The situation

So I have a shapefile with several columns:


I also have an existing PostGIS table on my remote server:


What I want to achieve

Now I would like to INSERT data from the shapefile into my PostGIS table. However, I only need specific columns from it (namely the name_en, name_de and geometry). The remaining columns in my PostGIS table have a DEFAULT or are nullable.

What I have tried

I had a look into shp2pgsql and ogr2ogr but it seems that I cannot do my above query without creating a new table. It seems the only option I have is to drop all columns from the shapefile that I don't need, rename the columns to match the column names of the PostGIS table, and use the -a flag of shp2pgsql to insert the data into my table. (or using tools like FME)

Is there perhaps a more elegant way to do this?

  • ogr2ogr with -append -update and -dialect sqlite -sql 'SELECT id AS country_id, name_en AS country_name, ..., geometry FROM <shapefile_name> should do what you want. – geozelot Aug 13 '20 at 6:30

You may use -m switch of shp2pgsql in the command line. Before it you have to create a simple text file with new and old column names (space separated, no leading or trailing spaces). In your case for example in columns.map file:

country_id id
country_name name_en
country_name_de name_de

Then use the following command:

shp2pgsql -m columns.map your_shape.shp > script.sql

This way all columns will be copied, not only those mentioned in columns mapping file. New columns won't be added. So after executing SQL script you have to drop columns and add columns using ALTER TABLE commands.

With ogr2ogr you can rename columns and skip unnecessary columns using an SQL query:

ogr2ogr -f PostgreSQL -sql "SELECT id as country_id, name_en as country_name, name_de as country_name_de from your_shape_name" PG:connection_details your_shape_name.shp

Columns which are not mentioned in the SQL are not copied to the database. Extra columns should be added manually.

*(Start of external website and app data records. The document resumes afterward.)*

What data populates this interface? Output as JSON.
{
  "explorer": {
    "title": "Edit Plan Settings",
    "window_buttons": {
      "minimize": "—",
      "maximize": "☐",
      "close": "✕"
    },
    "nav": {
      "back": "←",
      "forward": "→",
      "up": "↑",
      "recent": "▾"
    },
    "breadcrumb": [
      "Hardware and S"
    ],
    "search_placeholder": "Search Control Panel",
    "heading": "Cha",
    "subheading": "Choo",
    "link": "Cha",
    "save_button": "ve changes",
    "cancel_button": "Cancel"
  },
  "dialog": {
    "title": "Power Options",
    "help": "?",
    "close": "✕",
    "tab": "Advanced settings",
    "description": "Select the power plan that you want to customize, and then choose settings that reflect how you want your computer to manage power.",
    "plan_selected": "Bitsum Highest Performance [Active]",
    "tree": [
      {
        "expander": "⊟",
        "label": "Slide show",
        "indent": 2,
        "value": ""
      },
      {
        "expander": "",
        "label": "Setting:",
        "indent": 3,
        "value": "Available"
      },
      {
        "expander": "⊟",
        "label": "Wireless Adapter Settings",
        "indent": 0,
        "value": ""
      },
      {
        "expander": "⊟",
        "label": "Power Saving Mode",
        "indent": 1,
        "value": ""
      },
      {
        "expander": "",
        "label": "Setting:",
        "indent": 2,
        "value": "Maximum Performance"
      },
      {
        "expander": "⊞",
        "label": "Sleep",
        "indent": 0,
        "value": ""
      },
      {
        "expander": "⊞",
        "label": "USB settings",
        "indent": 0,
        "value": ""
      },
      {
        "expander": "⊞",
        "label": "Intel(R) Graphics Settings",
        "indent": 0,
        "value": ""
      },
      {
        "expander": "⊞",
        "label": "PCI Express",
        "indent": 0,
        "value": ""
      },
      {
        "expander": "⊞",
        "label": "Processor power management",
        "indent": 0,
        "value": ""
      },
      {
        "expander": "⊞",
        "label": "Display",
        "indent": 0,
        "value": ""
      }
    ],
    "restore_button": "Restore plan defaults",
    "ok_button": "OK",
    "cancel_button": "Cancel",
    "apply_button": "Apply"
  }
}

As stated in the comments and in the answer by @Zoltan, you can do that by using the -sql parameter.

In this case you can use either OGRSQL or SQLite dialect. The syntax is a bit different because with OGRSQL geometry is selected automatically. With SQLite dialect you must select also geometry. Sometimes it may be necessary to rename the geometry to match the name of the geometry_field in PostGIS but my test did succeed also without having as wkb_geometry. Naturally you must take care that the other ogr2ogr parameters are correct. In my test data I had to use -nlt promote_to_multi because the geometry type of "states" table was multipolygon, but the one geometry that was selected from the shapefile was polygon.

Example with OGRSQL dialect that is also the default dialect:

ogr2ogr -f postgresql -update -append pg:"dbname=my_database user=user password=password" -dialect OGRSQL -sql "select male as female from states limit 1" states.shp -nlt promote_to_multi -nln states 

Example with SQLite dialect:

ogr2ogr -f postgresql -update -append pg:"dbname=my_database user=user password=password" -dialect sqlite -sql "select geometry as wkb_geometry, male as female from states limit 1" states.shp -nlt promote_to_multi -nln states

Your Answer

By clicking “Post Your Answer”, you agree to our terms of service, privacy policy and cookie policy

Not the answer you're looking for? Browse other questions tagged or ask your own question.